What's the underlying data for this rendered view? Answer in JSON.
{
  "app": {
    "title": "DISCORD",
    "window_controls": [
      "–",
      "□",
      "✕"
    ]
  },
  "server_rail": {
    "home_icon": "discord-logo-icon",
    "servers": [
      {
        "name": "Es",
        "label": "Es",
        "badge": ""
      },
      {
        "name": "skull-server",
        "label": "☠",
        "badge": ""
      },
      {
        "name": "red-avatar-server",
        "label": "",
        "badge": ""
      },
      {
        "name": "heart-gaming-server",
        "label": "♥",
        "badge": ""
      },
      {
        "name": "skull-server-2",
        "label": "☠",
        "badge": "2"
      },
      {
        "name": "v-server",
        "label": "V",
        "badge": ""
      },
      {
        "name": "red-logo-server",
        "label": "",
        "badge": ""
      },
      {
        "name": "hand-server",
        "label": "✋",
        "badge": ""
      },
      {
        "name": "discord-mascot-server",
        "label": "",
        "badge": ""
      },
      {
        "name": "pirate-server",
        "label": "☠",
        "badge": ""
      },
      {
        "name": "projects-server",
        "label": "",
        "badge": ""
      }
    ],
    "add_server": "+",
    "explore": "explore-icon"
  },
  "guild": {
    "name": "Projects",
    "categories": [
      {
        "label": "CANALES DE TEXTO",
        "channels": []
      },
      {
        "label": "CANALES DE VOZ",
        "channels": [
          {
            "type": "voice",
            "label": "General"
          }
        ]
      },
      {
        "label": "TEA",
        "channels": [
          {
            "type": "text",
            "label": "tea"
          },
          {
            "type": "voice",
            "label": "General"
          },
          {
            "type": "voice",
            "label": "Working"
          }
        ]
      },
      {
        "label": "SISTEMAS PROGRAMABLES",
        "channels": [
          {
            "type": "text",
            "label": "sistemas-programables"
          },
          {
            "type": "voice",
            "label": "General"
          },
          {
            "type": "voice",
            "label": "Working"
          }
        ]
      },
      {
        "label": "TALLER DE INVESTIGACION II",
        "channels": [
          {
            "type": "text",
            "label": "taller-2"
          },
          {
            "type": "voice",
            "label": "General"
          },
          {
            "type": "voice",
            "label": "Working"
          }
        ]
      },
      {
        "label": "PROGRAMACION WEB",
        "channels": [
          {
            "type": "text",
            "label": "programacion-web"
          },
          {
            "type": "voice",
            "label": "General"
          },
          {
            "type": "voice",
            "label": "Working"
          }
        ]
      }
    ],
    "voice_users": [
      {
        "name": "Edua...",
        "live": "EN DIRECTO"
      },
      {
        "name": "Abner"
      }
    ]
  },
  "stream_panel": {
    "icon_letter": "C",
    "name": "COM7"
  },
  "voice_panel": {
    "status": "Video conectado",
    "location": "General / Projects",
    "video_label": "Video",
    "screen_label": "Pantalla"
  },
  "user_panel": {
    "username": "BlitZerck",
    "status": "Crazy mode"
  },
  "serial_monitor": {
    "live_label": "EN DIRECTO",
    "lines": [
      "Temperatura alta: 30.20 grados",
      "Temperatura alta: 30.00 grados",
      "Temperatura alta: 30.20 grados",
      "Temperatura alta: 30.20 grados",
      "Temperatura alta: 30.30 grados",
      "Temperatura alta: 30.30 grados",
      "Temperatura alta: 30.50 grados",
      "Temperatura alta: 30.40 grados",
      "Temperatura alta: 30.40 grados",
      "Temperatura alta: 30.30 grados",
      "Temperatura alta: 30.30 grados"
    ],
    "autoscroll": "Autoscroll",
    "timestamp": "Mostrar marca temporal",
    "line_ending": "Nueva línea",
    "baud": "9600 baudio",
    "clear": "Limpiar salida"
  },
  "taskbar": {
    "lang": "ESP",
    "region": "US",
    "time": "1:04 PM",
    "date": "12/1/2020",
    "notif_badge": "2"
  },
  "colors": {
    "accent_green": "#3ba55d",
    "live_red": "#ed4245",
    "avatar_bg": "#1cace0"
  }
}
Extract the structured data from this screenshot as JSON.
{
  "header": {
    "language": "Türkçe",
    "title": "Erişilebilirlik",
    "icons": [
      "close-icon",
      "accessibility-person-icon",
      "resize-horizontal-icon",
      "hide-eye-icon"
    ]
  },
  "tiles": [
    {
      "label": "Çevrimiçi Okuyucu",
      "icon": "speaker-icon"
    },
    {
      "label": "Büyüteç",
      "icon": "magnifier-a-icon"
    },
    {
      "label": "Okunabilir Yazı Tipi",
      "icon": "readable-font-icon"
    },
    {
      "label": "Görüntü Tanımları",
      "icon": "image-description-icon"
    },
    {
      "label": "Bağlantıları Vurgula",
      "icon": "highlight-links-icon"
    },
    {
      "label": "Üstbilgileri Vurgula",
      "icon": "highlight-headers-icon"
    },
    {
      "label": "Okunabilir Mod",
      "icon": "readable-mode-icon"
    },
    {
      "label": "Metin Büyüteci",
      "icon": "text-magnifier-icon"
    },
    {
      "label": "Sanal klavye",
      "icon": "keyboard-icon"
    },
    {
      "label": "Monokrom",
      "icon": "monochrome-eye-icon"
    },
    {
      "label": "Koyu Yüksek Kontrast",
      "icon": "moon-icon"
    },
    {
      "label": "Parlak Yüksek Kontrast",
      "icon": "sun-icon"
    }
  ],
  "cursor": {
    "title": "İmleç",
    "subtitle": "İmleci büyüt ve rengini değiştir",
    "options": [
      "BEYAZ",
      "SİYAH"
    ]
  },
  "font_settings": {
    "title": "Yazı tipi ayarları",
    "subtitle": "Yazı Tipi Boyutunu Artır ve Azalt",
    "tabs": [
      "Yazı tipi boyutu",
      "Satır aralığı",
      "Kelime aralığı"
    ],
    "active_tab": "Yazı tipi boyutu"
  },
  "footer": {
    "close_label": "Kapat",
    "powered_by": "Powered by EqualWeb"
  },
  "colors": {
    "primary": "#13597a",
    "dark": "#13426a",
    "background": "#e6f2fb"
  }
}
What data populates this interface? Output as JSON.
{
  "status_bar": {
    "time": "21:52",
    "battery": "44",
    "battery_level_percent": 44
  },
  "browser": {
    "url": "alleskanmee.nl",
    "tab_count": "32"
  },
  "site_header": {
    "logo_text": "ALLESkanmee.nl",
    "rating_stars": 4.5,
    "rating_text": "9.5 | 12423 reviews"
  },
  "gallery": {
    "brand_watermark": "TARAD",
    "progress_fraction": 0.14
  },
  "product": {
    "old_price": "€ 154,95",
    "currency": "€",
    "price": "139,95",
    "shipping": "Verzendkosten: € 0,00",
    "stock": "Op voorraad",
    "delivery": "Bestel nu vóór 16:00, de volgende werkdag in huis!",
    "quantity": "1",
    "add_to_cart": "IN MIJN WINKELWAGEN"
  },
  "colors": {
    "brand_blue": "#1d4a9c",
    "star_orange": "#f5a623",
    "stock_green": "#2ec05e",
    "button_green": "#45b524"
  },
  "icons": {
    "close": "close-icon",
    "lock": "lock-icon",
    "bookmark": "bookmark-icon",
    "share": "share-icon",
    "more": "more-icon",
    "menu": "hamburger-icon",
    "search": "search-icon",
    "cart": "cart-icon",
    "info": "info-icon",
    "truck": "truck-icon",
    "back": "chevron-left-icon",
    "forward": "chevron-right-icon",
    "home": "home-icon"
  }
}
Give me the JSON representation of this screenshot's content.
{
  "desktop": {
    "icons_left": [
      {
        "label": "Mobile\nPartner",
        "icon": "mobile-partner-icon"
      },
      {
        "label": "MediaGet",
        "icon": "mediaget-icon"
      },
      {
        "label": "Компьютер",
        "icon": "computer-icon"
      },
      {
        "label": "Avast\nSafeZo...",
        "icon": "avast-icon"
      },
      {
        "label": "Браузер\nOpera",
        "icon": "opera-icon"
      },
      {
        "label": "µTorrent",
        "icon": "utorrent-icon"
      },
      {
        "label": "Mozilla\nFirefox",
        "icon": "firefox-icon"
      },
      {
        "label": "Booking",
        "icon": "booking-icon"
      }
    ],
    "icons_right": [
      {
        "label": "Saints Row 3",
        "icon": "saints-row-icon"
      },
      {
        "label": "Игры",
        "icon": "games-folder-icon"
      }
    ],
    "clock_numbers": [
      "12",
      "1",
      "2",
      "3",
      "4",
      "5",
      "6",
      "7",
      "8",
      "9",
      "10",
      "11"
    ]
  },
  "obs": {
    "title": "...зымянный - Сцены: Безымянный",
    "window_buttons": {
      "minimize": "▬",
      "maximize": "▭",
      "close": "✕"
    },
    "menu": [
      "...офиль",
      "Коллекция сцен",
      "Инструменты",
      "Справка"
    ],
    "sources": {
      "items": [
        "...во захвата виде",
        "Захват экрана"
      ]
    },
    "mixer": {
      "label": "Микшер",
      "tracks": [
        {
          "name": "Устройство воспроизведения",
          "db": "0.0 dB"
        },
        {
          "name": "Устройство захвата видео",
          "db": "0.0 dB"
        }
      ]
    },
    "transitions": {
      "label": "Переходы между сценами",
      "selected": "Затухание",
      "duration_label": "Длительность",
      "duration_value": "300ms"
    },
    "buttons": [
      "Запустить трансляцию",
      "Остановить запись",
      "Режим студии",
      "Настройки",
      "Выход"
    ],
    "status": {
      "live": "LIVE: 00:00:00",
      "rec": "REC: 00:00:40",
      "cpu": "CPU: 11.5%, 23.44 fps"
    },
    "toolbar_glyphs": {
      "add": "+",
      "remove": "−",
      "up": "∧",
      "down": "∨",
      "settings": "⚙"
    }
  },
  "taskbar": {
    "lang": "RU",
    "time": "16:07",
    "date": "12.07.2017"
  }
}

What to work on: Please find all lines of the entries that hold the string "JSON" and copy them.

Response to the task:
What's the underlying data for this rendered view? Answer in JSON.
Extract the structured data from this screenshot as JSON.
What data populates this interface? Output as JSON.
Give me the JSON representation of this screenshot's content.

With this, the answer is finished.